Cristiano Ronaldo’s 42nd goal of the season was cancelled out by Frank Lampard on the stroke of half-time, before Didier Drogba was sent off in extra-time following an altercation with Nemanja Vidic.
Penalties decided the outcome with Ronaldo missing to hand Chelsea the advantage in the shoot-out, only for John Terry to famously squander the chance to win the Champions League after slipping on contact as he took the crucial fifth, his effort crashing off the post.
Bayern Munich 2-1 Borussia Dortmund – 2013
Germany emerged as the new superpower of European football during the 2012/13 season, as Bayern Munich and Borussia Dortmund dismantled Spanish opposition in the semi-finals to set up an all-Bundesliga final at Wembley.
It was a final in which both sides created opportunities to win the game, with Bayern opening the scoring through Mario Mandzukic’s close-range effort, before Ilkay Gundogan levelled proceedings from the penalty spot for Dortmund.
As the clock ticked towards the full-time whistle and extra-time, Arjen Robben broke Dortmund hearts after bursting into the box to roll home an 89th-minute winner and spark euphoria amongst the Bayern contingent behind the goal.
It was redemption for Robben after his penalty miss cost Bayern dearly in the previous season’s final against Chelsea, and completed a historic treble-winning season for the Bavarians under outgoing manager, Jupp Heynckes.
Real Madrid 4-1 Atletico Madrid (a.e.t) – 2014
For the second season in succession the Champions League final was contested between two teams from the same nation, with the 2013/14 edition remarkably involving two clubs from the same city.
Real Madrid faced Atletico Madrid in a Spanish capital derby, the latter seeking to add the Champions League to their shock La Liga triumph under Diego Simeone.
Atletico were into their second European Cup final and first for 40 years, though would face a Real Madrid side who were seeking to realise their ambition of lifting La Decima, a record-extending 10th Champions League crown.
Diego Godin’s goal – following a mistake from Iker Casillas – looked to have handed Atletico the trophy, only for Sergio Ramos to dramatically equalise in stoppage-time and force an additional 30 minutes.
Real powered through the added period against their shell-shocked opponents, as goals from Gareth Bale, Marcelo and Cristiano Ronaldo sealed the Spaniard’s first European Cup in 12 years.

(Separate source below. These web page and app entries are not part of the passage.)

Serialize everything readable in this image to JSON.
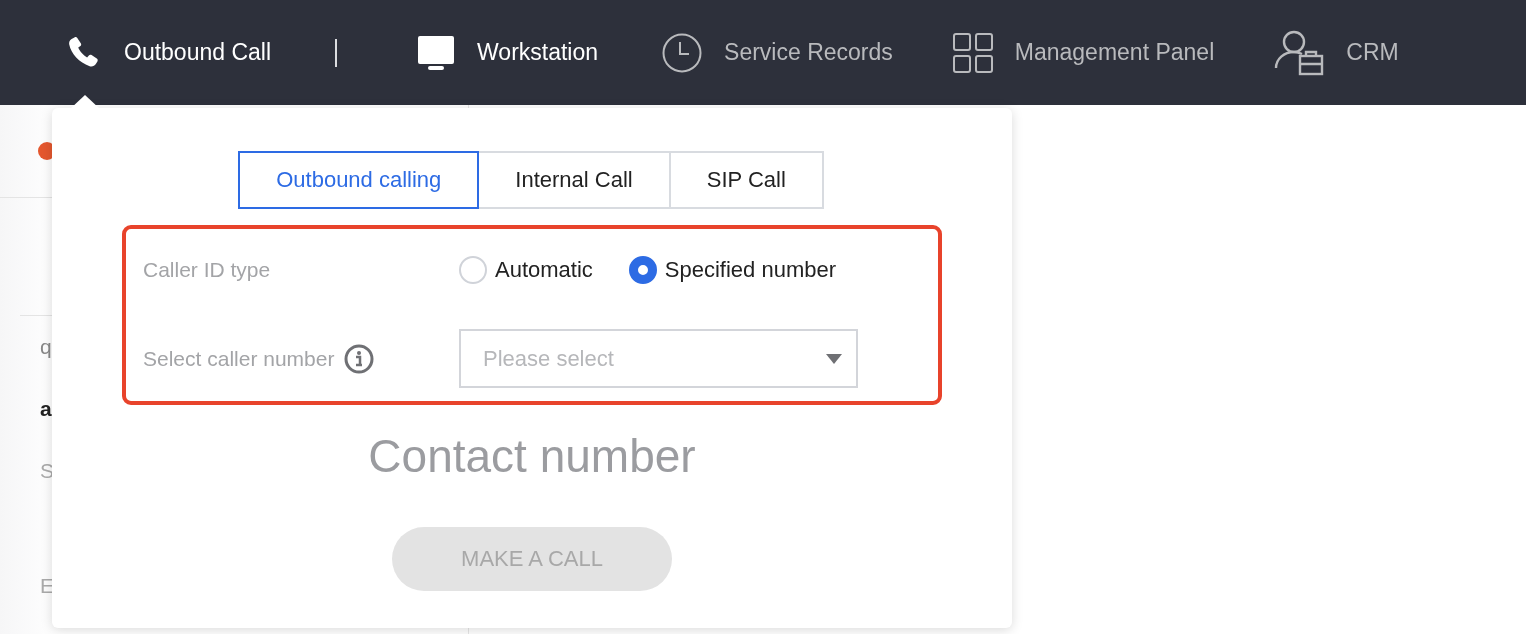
{
  "nav": {
    "items": [
      {
        "label": "Outbound Call",
        "highlighted": true
      },
      {
        "label": "Workstation",
        "highlighted": true
      },
      {
        "label": "Service Records",
        "highlighted": false
      },
      {
        "label": "Management Panel",
        "highlighted": false
      },
      {
        "label": "CRM",
        "highlighted": false
      }
    ]
  },
  "background": {
    "status_dot": {
      "color": "#e4572e"
    },
    "texts": [
      {
        "text": "q",
        "kind": "normal"
      },
      {
        "text": "a",
        "kind": "bold"
      },
      {
        "text": "S",
        "kind": "light"
      },
      {
        "text": "E",
        "kind": "light"
      }
    ]
  },
  "popup": {
    "tabs": [
      {
        "label": "Outbound calling",
        "selected": true
      },
      {
        "label": "Internal Call",
        "selected": false
      },
      {
        "label": "SIP Call",
        "selected": false
      }
    ],
    "caller_id_type": {
      "label": "Caller ID type",
      "options": [
        {
          "label": "Automatic",
          "selected": false
        },
        {
          "label": "Specified number",
          "selected": true
        }
      ]
    },
    "caller_number": {
      "label": "Select caller number",
      "placeholder": "Please select"
    },
    "contact_number": "Contact number",
    "call_button": {
      "label": "MAKE A CALL",
      "disabled": true
    }
  }
}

Real Madrid 1-1 Atletico Madrid (Real Madrid won 5-3 on penalties) – 2016
Two years later and Madrid rivalries were resumed in the showpiece once again, as Real Madrid took on Atletico at Milan’s San Siro stadium.
The clash followed the pattern set in the previous final encounter between the teams with little to separate the Spanish rivals, though it was Real who took the lead as Sergio Ramos again proved the man for the big occasion once again to open the scoring after 15 minutes.
Atletico were handed a route back into the final after being awarded a penalty just 51 seconds into the second half, though Antoine Griezmann crashed his effort off the crossbar.
Diego Simeone’s side continued to push forward in search of an equaliser and it came with just 11 minutes remaining, Yannick Carassco slamming home Juanfran’s cross to level the scores.
Liverpool 2-0 Tottenham – 2019
Perhaps the most anti-climatic final of all time given the incredible drama that surrounded the semi-finals, Liverpool and Tottenham contested the 2019 final after completing improbable last-four comebacks.
Liverpool headed into the clash as favourites after reaching a second successive showpiece, against opposition who had never previously gone beyond the quarter-finals in the Champions League era.
Mohamed Salah scored the second-fastest goal in final history after netting a second-minute penalty, Moussa Sissoko harshly punished for a handball within the opening seconds.
Spurs had chances and greater possession but failed to find a way past the Liverpool defence, before substitute Divock Origi fired home to seal the Reds’ sixth European crown and the first trophy of the Jurgen Klopp era at Anfield.